In the supply chain industry there is rightly a focus on data quality and data driven solutions to complex problems. Such solutions must be supported by a scientific approach to the optimization of supply chain networks and systems. This methodology is critical in network optimization modeling as well. A less often discussed complementary aspect to the science of network modeling, however, is the art of network modeling.
The art of network modeling is less formulaic and more open to subjective judgement about the best tailored modeling strategy to apply in a given set of circumstances. Learning the art comes with experience and a keen attention to detail. Various software packages can be used to construct a network optimization model such as Coupa/Llamasoft Supply Chain Guru X or Optilogic Cosmic Frog to name a few, but the principles described below are appropriate regardless of the chosen platform.
Begin with the end in mind – When deciding how best to structure a model, the experienced modeler will begin with the end in mind. This involves clear communication with all stakeholders in the outcome of the network analysis. What are the goals of the network analysis and what questions need to be answered by the model itself? For example, a network model may be used to choose an additional distribution location. Stakeholders may also want to know which specific customers should be optimally serviced by that additional facility. Perhaps the model will need to be constrained by service level or throughput by product type among a wide variety of other possible constraints. What outputs and level detail will be needed for the results? The effective modeler will need to incorporate such considerations from the outset to ensure that the model is built with the necessary elements to satisfy desired outputs. Careful prior planning will reduce rework and ensure success.
Effective Aggregation – Most models are not built with every individual customer and/or SKU loaded as elements. A robust model will have the right degree of aggregation, in which certain customers, items, suppliers, warehouses, transportation modes, and other such elements are grouped at some level of commonality. For example, ecommerce customers within the same 3-digit zip code can be grouped into a single model customer. In this example transportation rate differences within a 3-digit zip code would generally be insignificant and accuracy is not sacrificed by aggregation. On the contrary modelers must be careful not to aggregate too deeply and diminish necessary detail.

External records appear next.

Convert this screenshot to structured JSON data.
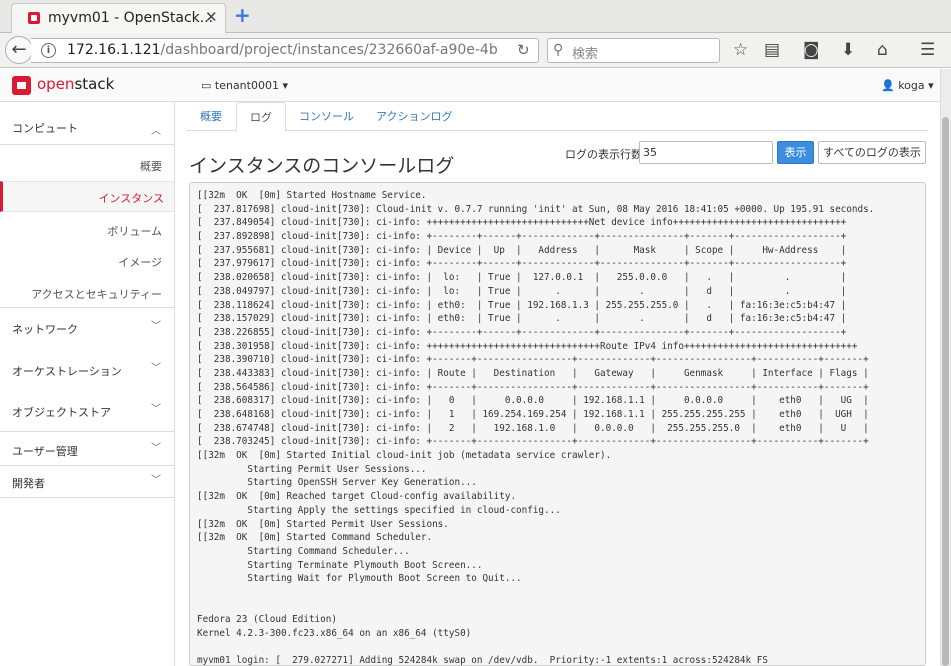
{
  "browser": {
    "tab_title": "myvm01 - OpenStack...",
    "close_glyph": "✕",
    "newtab_glyph": "+",
    "url_host": "172.16.1.121",
    "url_path": "/dashboard/project/instances/232660af-a90e-4b",
    "search_placeholder": "検索",
    "icons": [
      "star-icon",
      "reading-list-icon",
      "pocket-icon",
      "download-icon",
      "home-icon",
      "menu-icon"
    ]
  },
  "header": {
    "brand_prefix": "open",
    "brand_suffix": "stack",
    "tenant": "tenant0001 ▾",
    "user": "koga ▾"
  },
  "sidebar": {
    "compute": "コンピュート",
    "overview": "概要",
    "instances": "インスタンス",
    "volumes": "ボリューム",
    "images": "イメージ",
    "access": "アクセスとセキュリティー",
    "network": "ネットワーク",
    "orchestration": "オーケストレーション",
    "object_store": "オブジェクトストア",
    "identity": "ユーザー管理",
    "developer": "開発者"
  },
  "tabs": {
    "overview": "概要",
    "log": "ログ",
    "console": "コンソール",
    "action_log": "アクションログ"
  },
  "page": {
    "title": "インスタンスのコンソールログ",
    "lines_label": "ログの表示行数",
    "lines_value": "35",
    "show_button": "表示",
    "all_button": "すべてのログの表示"
  },
  "console_log": "[[32m  OK  [0m] Started Hostname Service.\n[  237.817698] cloud-init[730]: Cloud-init v. 0.7.7 running 'init' at Sun, 08 May 2016 18:41:05 +0000. Up 195.91 seconds.\n[  237.849054] cloud-init[730]: ci-info: +++++++++++++++++++++++++++++Net device info+++++++++++++++++++++++++++++++\n[  237.892898] cloud-init[730]: ci-info: +--------+------+-------------+---------------+-------+-------------------+\n[  237.955681] cloud-init[730]: ci-info: | Device |  Up  |   Address   |      Mask     | Scope |     Hw-Address    |\n[  237.979617] cloud-init[730]: ci-info: +--------+------+-------------+---------------+-------+-------------------+\n[  238.020658] cloud-init[730]: ci-info: |  lo:   | True |  127.0.0.1  |   255.0.0.0   |   .   |         .         |\n[  238.049797] cloud-init[730]: ci-info: |  lo:   | True |      .      |       .       |   d   |         .         |\n[  238.118624] cloud-init[730]: ci-info: | eth0:  | True | 192.168.1.3 | 255.255.255.0 |   .   | fa:16:3e:c5:b4:47 |\n[  238.157029] cloud-init[730]: ci-info: | eth0:  | True |      .      |       .       |   d   | fa:16:3e:c5:b4:47 |\n[  238.226855] cloud-init[730]: ci-info: +--------+------+-------------+---------------+-------+-------------------+\n[  238.301958] cloud-init[730]: ci-info: +++++++++++++++++++++++++++++++Route IPv4 info+++++++++++++++++++++++++++++++\n[  238.390710] cloud-init[730]: ci-info: +-------+-----------------+-------------+-----------------+-----------+-------+\n[  238.443383] cloud-init[730]: ci-info: | Route |   Destination   |   Gateway   |     Genmask     | Interface | Flags |\n[  238.564586] cloud-init[730]: ci-info: +-------+-----------------+-------------+-----------------+-----------+-------+\n[  238.608317] cloud-init[730]: ci-info: |   0   |     0.0.0.0     | 192.168.1.1 |     0.0.0.0     |    eth0   |   UG  |\n[  238.648168] cloud-init[730]: ci-info: |   1   | 169.254.169.254 | 192.168.1.1 | 255.255.255.255 |    eth0   |  UGH  |\n[  238.674748] cloud-init[730]: ci-info: |   2   |   192.168.1.0   |   0.0.0.0   |  255.255.255.0  |    eth0   |   U   |\n[  238.703245] cloud-init[730]: ci-info: +-------+-----------------+-------------+-----------------+-----------+-------+\n[[32m  OK  [0m] Started Initial cloud-init job (metadata service crawler).\n         Starting Permit User Sessions...\n         Starting OpenSSH Server Key Generation...\n[[32m  OK  [0m] Reached target Cloud-config availability.\n         Starting Apply the settings specified in cloud-config...\n[[32m  OK  [0m] Started Permit User Sessions.\n[[32m  OK  [0m] Started Command Scheduler.\n         Starting Command Scheduler...\n         Starting Terminate Plymouth Boot Screen...\n         Starting Wait for Plymouth Boot Screen to Quit...\n\n\nFedora 23 (Cloud Edition)\nKernel 4.2.3-300.fc23.x86_64 on an x86_64 (ttyS0)\n\nmyvm01 login: [  279.027271] Adding 524284k swap on /dev/vdb.  Priority:-1 extents:1 across:524284k FS",
  "colors": {
    "brand_red": "#da1a32",
    "link_blue": "#337ab7",
    "primary_button": "#3c8dde"
  }
}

Flexibility – A variety of scenarios may be built to answer a range of questions. Within the modeling software there are multiple ways to manipulate the model when building scenarios. Knowing the best methods to change elements in a desired scenario without causing unintended consequences is important. Therefore, options on how to constrain the model and adjust elements are critical. For example, if the modeler wanted to run a scenario which optimized only prepaid outbound freight to customer, it would be imperative to include the freight terms in the customer groupings. Failure to do so may still provide an accurate answer in total but would not allow the flexibility to isolate certain elements and summarize results at the correct level.
Simplicity – Just as a racecar builder often wants to “add lightness,” the model should be built as simply as possible while still containing all the parts needed to answer the questions at hand. Are there opportunities to group fundamental data into a single model input rather than 2 or 3 interrelated tables? How many records could be eliminated in model element tables if the bottom 2% of demand were consolidated into “other” categories? Could a transportation mode which accounts for an insignificant amount of freight be dropped or rolled together? Such simplification may reduce runtime, eliminate possible errors, and be more easily understood by stakeholders.
Finding the Sweet Spot – All the above factors must be balanced to build a cohesive model which incorporates the right level of detail in the model elements, considers possible constraints, provides appropriately detailed outputs, and optimizes with reasonable speed all without sacrificing accuracy and overall quality of the network analysis. To effectively master the art of distribution network modeling, the modeler should strategically build a model which is robust, flexible, simple, and accurate.
—Eric Payne, St. Onge Company